There was a time in my life where I believed that video games couldn't involve choice, that there was only one way to beat a game, one outcome per game, and a linear storyline was the only storyline. That was back when I was seven, I had just got my first console for Christmas, the Nintendo Gamecube. My parents bought me Star Wars Bounty Hunter, Legend of Zelda: Windwaker, and NASCAR Thunder 2003. Two of these games were awesome and I love them still to this day, I'll give you a hint... I've evolved past my fascination of NASCAR, and they had one thing in common; they had one ending. There wasn't much choice, besides the obvious in-game stuff, styles of play and all, but there was one fixed ending, no dialogue choices, and there was no "morality meter." As my game collection grew, the games had the same story structure, leading to me wanting more, even though I was still young.
It wasn't until I bought the original Xbox and Star Wars Knights of the Old Republic, that I was exposed to a more diverse story structure. The game had TWO ENDINGS! Oh my goodness, I was floored! For once in my life, the choices I made in-game had a direct result on the game, beyond a "game over" screen or a few extra items, including who lived or died. It quickly became one of my favorite mechanics in video games, BioWare obviously became one of my favorite studios, and eventually I saw them in a far different light than more linear games, in a much better light at that.
Why do I bring all of this up? Because for a while now, we've seen video games start to see movie adaptations, and the other way around. The general consensus is that both products are, on average, pretty terrible. Uwe Boll and his ilk are among the worst offenders, but so far, even they have had the intelligence to stick with games that don't involve much choice.
But what happens when they finally decide to tackle such a topic?
We all know it'll be terrible, for the conventional reasons: horrid writing, hammy acting, fairly low budgets, far too much focus on action, and objectifying women even more than the video games do.
But the biggest insult of all will be the separation from choice. The concept of choice in a video game is a lovely mechanic that helps invest the player, engrossing them further in what is hopefully a rich, entertaining, and well developed world. In a movie, the viewer cannot choose the path the main character takes, cannot choose the personality traits or actions of said character...
So, taking away choice from the equation bastardizes the whole concept. Robbing the viewers and gamers alike of one of - if not the most - important and valuable elements of the game.
To add to that, Hollywood can almost never make a good movie adaptation of a video game, they've tried many times. The (arguably) most successful attempt was the movie Hitman, based on the video game series of the same name, and even that was a fairly average, if not below average, film. The action was decent, the lead stayed true to the main character from the game, except for the whole falling in love thing, and the story was decent. Now you can see the trailer for the newest attempt at it, and it honestly looks like Michael Bay schlock that we've seen a dozen times over now.

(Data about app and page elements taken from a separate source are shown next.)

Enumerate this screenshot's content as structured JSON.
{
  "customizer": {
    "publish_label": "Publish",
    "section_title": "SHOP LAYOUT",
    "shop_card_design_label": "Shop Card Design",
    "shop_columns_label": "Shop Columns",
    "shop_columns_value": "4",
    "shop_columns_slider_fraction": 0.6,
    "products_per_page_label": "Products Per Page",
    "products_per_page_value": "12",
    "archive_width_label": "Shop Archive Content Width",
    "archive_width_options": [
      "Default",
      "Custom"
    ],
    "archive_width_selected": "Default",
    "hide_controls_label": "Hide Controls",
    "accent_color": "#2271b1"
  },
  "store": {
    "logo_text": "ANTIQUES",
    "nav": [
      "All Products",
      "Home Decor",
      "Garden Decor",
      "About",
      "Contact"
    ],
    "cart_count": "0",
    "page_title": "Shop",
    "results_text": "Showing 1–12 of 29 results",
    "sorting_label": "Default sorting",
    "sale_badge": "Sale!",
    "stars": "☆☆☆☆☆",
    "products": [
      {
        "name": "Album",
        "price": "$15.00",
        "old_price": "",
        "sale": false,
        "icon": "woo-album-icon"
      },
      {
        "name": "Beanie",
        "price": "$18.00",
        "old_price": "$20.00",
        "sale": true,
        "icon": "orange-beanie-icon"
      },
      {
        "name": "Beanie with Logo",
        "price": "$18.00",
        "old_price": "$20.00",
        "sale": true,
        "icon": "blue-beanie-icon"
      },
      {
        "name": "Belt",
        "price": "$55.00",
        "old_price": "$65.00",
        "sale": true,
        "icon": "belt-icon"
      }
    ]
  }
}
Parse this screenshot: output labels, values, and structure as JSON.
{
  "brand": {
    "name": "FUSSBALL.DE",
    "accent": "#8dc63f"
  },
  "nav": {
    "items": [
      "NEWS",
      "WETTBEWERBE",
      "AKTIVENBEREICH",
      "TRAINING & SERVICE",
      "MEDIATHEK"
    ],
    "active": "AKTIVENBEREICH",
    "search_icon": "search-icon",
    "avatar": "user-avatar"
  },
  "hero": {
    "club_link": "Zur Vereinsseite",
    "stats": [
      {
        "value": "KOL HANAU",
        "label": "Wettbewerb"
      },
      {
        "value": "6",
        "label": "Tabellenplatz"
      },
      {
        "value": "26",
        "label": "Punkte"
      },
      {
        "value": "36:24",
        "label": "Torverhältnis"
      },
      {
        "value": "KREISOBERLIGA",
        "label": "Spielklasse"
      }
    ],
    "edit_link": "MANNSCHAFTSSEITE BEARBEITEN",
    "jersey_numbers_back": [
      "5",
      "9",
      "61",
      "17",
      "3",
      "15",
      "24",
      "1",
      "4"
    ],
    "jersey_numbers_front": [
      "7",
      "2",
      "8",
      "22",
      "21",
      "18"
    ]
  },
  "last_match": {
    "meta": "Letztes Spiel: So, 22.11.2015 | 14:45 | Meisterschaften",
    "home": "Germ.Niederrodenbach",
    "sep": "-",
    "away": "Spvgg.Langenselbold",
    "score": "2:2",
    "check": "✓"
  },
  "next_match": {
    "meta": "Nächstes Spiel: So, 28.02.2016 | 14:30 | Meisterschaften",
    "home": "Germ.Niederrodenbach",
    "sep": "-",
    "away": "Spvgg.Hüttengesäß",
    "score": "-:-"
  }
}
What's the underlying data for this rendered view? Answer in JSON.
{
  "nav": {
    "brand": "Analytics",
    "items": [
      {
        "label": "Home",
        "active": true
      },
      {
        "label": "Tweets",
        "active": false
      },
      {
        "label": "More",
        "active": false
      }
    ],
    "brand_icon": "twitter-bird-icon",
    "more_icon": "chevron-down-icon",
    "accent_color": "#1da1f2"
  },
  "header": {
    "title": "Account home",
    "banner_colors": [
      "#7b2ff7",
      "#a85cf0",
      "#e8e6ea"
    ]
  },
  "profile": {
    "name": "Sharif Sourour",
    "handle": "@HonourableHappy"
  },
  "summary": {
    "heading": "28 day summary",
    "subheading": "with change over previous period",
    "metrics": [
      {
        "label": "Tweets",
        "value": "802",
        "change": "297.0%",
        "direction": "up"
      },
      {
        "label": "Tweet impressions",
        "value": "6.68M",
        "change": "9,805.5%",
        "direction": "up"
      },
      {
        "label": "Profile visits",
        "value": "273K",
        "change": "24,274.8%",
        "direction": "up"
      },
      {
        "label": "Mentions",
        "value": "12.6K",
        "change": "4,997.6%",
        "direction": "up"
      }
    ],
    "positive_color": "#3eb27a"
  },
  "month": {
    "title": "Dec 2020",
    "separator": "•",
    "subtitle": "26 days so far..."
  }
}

That game series has choice in game play, but not in narrative, the more popular way to play is with stealth and tact, something the movie was lacking sorely, and something the next movie will leave out entirely, I'm sure.
That's just choice in gameplay and the makers can't even get that right, so how can they possibly tackle choice in narrative? The short answer is that they can't. They honestly can't. If the Mass Effect movie focused around Commander Shepard, which it really shouldn't otherwise it WILL fall apart, then there IS no right OR wrong way to make it, as long as they follow the narrative faithfully, or at least freaking try (looking at you, Uwe) then it won't be a colossal failure, it's just not something studios should invest tons of money in.
However, if it were an average soldier or civilian - or something like that that were the focus of the movie, then it could work out fantastically. Some good acting, good effects, and good representation of the series, and we could see the greatest video game-to-movie adaptation of all time.
But that's a long shot, to be honest. Someone would botch it, mainly because Hollywood doesn't take these movies seriously, and Boll might get his tentacles wrapped around it.
The movie COULD work, if the conditions were right, but in reality, it WILL NOT WORK.
Am I wrong? Maybe.